Ronnie Dawson- A second rounder out of Ohio State what feels like ages ago, Dawson can do a bit of everything on the diamond and stands out most for his rangy outfield defense. At the plate he can get to a fair amount of his big pop, but he has severe strikeout issues that limit his upside. He should fit as a long term bench piece best known for his glove.

Bryan De La Cruz- An older prospect, De La Cruz is a skills-first guy who stands out for his contact ability and solid defense. With Springer in Toronto, there’s a shorter path to the majors for De La Cruz, who could probably handle himself fine at the highest level without much more experience.

Pedro Leon- Recipient of a $4 million bonus this past offseason, Leon is something of a man of mystery but sports massive tools headlined by power and arm strength out of a compact 5’9” frame. Evaluators have been hands-off in trying to project his hit tool to the MLB game given the lack of data.

Chas McCormick- A great day 3 draft find out of the northeast, McCormick has developed steadily since being drafted and now projects as a long term big leaguer. He has some solid speed that helps him run down balls over the outfield, and his defense is perhaps his best trait. He also has a mature, patient approach that helps him get on base and make the most of his wheels.

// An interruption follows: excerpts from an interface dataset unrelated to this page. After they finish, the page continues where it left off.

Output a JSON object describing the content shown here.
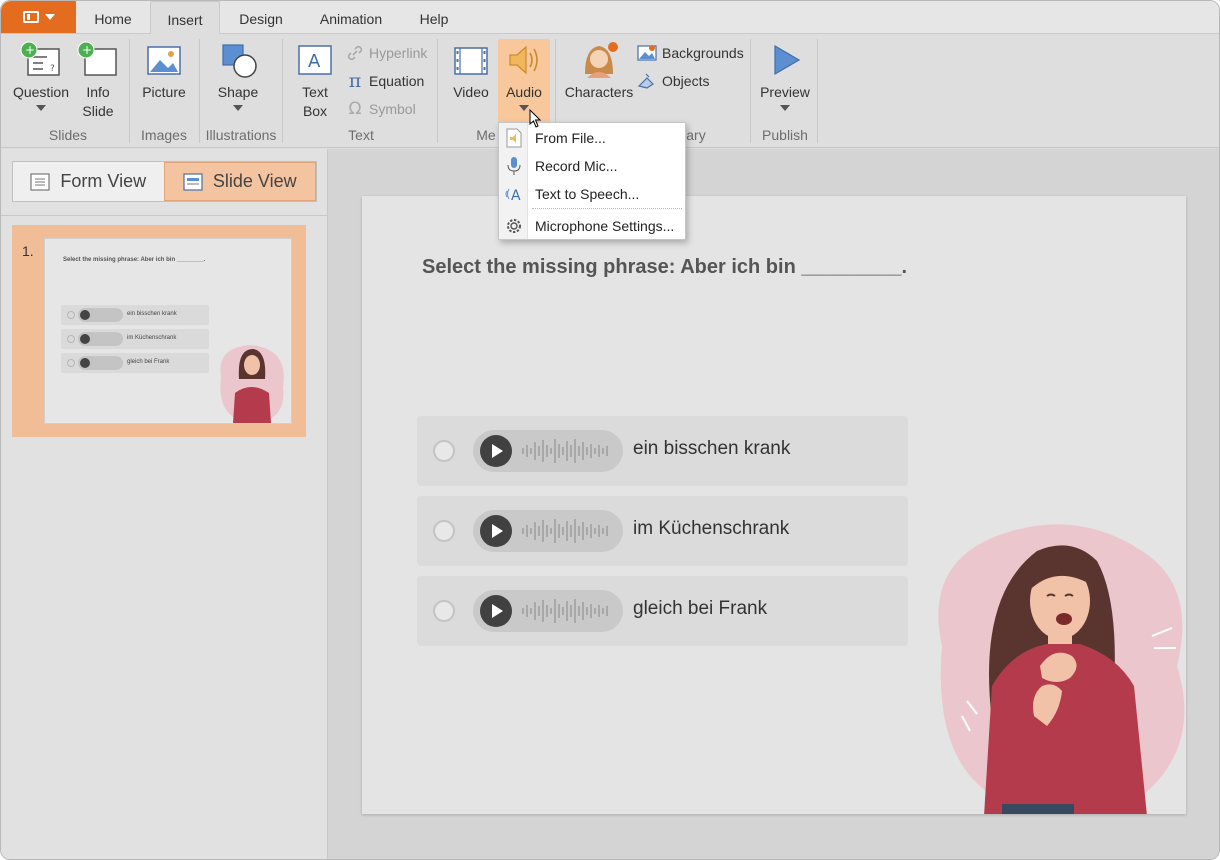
{
  "tabs": [
    "Home",
    "Insert",
    "Design",
    "Animation",
    "Help"
  ],
  "active_tab": "Insert",
  "ribbon": {
    "question": "Question",
    "info1": "Info",
    "info2": "Slide",
    "picture": "Picture",
    "shape": "Shape",
    "textbox1": "Text",
    "textbox2": "Box",
    "hyperlink": "Hyperlink",
    "equation": "Equation",
    "symbol": "Symbol",
    "video": "Video",
    "audio": "Audio",
    "characters": "Characters",
    "backgrounds": "Backgrounds",
    "objects": "Objects",
    "preview": "Preview",
    "groups": {
      "slides": "Slides",
      "images": "Images",
      "illustrations": "Illustrations",
      "text": "Text",
      "media": "Me",
      "library": "ary",
      "publish": "Publish"
    }
  },
  "audio_menu": [
    "From File...",
    "Record Mic...",
    "Text to Speech...",
    "Microphone Settings..."
  ],
  "view_tabs": {
    "form": "Form View",
    "slide": "Slide View"
  },
  "thumbnail": {
    "number": "1.",
    "question": "Select the missing phrase:  Aber ich bin ________.",
    "options": [
      "ein bisschen krank",
      "im Küchenschrank",
      "gleich bei Frank"
    ]
  },
  "slide": {
    "question": "Select the missing phrase:  Aber ich bin _________.",
    "options": [
      "ein bisschen krank",
      "im Küchenschrank",
      "gleich bei Frank"
    ]
  },
  "colors": {
    "accent": "#e46c1f",
    "selection": "#f4c4a0",
    "audio_highlight": "#f8c79c"
  }
}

Jake Meyers- A former two-way player in college who bats righty and throws lefty, Meyers is an athletic outfielder who hasn’t been able to put up more than modest offensive production thus far since being drafted in 2017, but has a strong base of defensive ability.

Jose Siri- A new face in the system, Siri spent a lot of time in the Reds organization before eventually being picked up on waivers by Houston. He’ll wow you with his athleticism, able to handle center field and crank homers to deep parts of the park, but his strikeout rates in the minors have been astronomical. He’s a longshot post-hype sleeper.